In terms of consumer VR, ByteDance’s ambitions are not limited to hardware. It will also need to invest in developing an ecosystem that will appeal to consumers. This is a monumental undertaking, as the recent failure of Meta shows. The Pico 4 acquisition looks to provide that foundation.
The company’s first step into the field was the investment in Mycodeview, but the acquisition of Pico signals even further ambition. The company has been building its team on the West Coast, where it plans to focus on R&D, content material, and advertising.
ByteDance’s plans to expand its virtual reality operations in the US
ByteDance is attempting to expand its presence in the US by developing its own VR headsets and services. This is a move in direct competition with the Chinese company Tencent Holdings, whose WeChat app is installed on practically every smartphone in the country. Its earlier virtual reality ventures, Feiliao and Xintu, were shut down in 2021. Last year, the Chinese company acquired virtual reality startup Pico Interactive.
ByteDance’s expansion plans in the US will involve hiring new workers in the virtual reality space. The company has acquired a Chinese VR headset manufacturer called Pico and plans to expand its business in the U.S. It also plans to invest heavily in VR content and hardware.
ByteDance’s technical divergence from Meta Oculus
ByteDance has been attempting to challenge the market dominance of Oculus in the consumer VR headset space for some time now. Originally, it worked on a secret internal project to produce AR glasses. But since its acquisition of the Chinese VR headset maker Pico in 2014, ByteDance has shifted its focus to the production of more comfortable and affordable VR headsets. It is betting that the younger generations will prefer immersive gadgets over traditional video games.
The company has already begun building its team on the west coast in order to take advantage of the US market. Its goal is to recruit people with strong experience in R&D, marketing, and content creation for the virtual reality market.
ByteDance’s content ecosystem
ByteDance has evolved from a traditional video site into a content ecosystem. Its diversified products and services have helped it strengthen its advertising business and create new income sources. The company also developed live broadcasting services and e-commerce delivery services. Its content ecosystem also promoted complex value flows among content creators.
The content ecosystem of ByteDance consists of four major components: the product matrix, the core technology system and the management process. Its products and services are designed to provide consumers with the most enjoyable and informative content. The company has never set limits to its growth, and it hopes to continue exploring new avenues for creativity and innovation.
ByteDance’s user base

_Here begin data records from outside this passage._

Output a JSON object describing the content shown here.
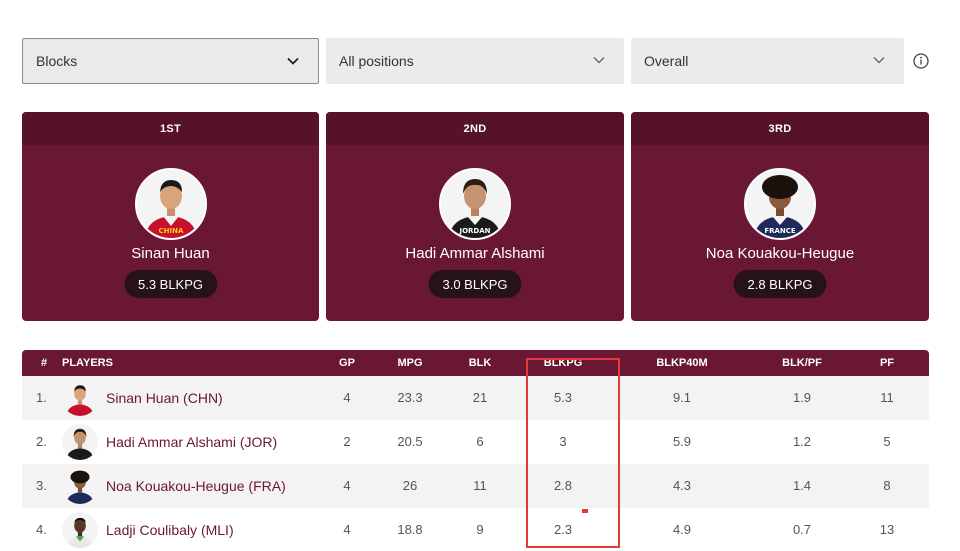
{
  "filters": {
    "stat": "Blocks",
    "position": "All positions",
    "scope": "Overall"
  },
  "podium": [
    {
      "rank": "1ST",
      "name": "Sinan Huan",
      "stat": "5.3 BLKPG",
      "jersey": "CHINA",
      "jersey_color": "#c8102e"
    },
    {
      "rank": "2ND",
      "name": "Hadi Ammar Alshami",
      "stat": "3.0 BLKPG",
      "jersey": "JORDAN",
      "jersey_color": "#1b1b1b"
    },
    {
      "rank": "3RD",
      "name": "Noa Kouakou-Heugue",
      "stat": "2.8 BLKPG",
      "jersey": "FRANCE",
      "jersey_color": "#1d2a5b"
    }
  ],
  "table": {
    "headers": {
      "rank": "#",
      "players": "PLAYERS",
      "gp": "GP",
      "mpg": "MPG",
      "blk": "BLK",
      "blkpg": "BLKPG",
      "blk40": "BLKP40M",
      "blkpf": "BLK/PF",
      "pf": "PF"
    },
    "rows": [
      {
        "num": "1.",
        "name": "Sinan Huan (CHN)",
        "gp": "4",
        "mpg": "23.3",
        "blk": "21",
        "blkpg": "5.3",
        "blk40": "9.1",
        "blkpf": "1.9",
        "pf": "11"
      },
      {
        "num": "2.",
        "name": "Hadi Ammar Alshami (JOR)",
        "gp": "2",
        "mpg": "20.5",
        "blk": "6",
        "blkpg": "3",
        "blk40": "5.9",
        "blkpf": "1.2",
        "pf": "5"
      },
      {
        "num": "3.",
        "name": "Noa Kouakou-Heugue (FRA)",
        "gp": "4",
        "mpg": "26",
        "blk": "11",
        "blkpg": "2.8",
        "blk40": "4.3",
        "blkpf": "1.4",
        "pf": "8"
      },
      {
        "num": "4.",
        "name": "Ladji Coulibaly (MLI)",
        "gp": "4",
        "mpg": "18.8",
        "blk": "9",
        "blkpg": "2.3",
        "blk40": "4.9",
        "blkpf": "0.7",
        "pf": "13"
      }
    ]
  },
  "colors": {
    "primary": "#6a1735",
    "header_dark": "#561228",
    "highlight": "#e53935"
  }
}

ByteDance recently acquired Chinese VR headset maker Pico in a bet on immersive devices for future generations. Its move is similar to Meta’s acquisition of Oculus in 2014. The company is betting that as technology advances, the headsets will become cheaper, more comfortable, and more immersive.
ByteDance has developed a proprietary software platform that allows the company to build and launch new products quickly. In just four months, the company launched a new education app that had the potential to reach millions of Chinese consumers. That’s a fast turnaround when compared to competitors’ 18-month wait times. The company also disbands product teams that aren’t working, and cycles through a handful of projects every year.